[What to do] Can you pull out each line of the data below that includes the word "hand"?

[App and web page records]
Start of Block
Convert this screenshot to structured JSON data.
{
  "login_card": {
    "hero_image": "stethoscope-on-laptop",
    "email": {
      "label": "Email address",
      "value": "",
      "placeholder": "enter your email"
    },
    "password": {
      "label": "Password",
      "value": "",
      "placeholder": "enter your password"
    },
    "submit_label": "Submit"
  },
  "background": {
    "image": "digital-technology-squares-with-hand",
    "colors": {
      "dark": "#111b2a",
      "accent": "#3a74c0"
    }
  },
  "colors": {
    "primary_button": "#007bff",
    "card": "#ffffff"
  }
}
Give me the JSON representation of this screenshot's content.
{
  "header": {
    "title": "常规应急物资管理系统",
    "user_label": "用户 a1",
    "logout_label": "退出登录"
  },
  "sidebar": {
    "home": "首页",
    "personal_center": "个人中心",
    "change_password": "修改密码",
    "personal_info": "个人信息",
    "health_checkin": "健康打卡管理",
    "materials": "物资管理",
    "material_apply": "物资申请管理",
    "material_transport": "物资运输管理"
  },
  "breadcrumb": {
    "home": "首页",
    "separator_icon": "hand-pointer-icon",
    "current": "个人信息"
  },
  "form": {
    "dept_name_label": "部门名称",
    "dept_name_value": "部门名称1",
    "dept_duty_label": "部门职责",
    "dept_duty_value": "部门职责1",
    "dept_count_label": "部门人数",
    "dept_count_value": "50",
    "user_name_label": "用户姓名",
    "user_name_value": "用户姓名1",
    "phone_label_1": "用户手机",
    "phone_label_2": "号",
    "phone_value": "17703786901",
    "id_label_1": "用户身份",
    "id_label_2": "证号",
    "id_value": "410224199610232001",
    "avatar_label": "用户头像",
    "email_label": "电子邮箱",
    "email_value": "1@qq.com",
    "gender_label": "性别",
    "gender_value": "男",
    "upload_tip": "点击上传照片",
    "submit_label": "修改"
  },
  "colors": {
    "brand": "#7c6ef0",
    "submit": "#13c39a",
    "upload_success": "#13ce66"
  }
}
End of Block
[Task answer]
    "image": "digital-technology-squares-with-hand",
    "separator_icon": "hand-pointer-icon",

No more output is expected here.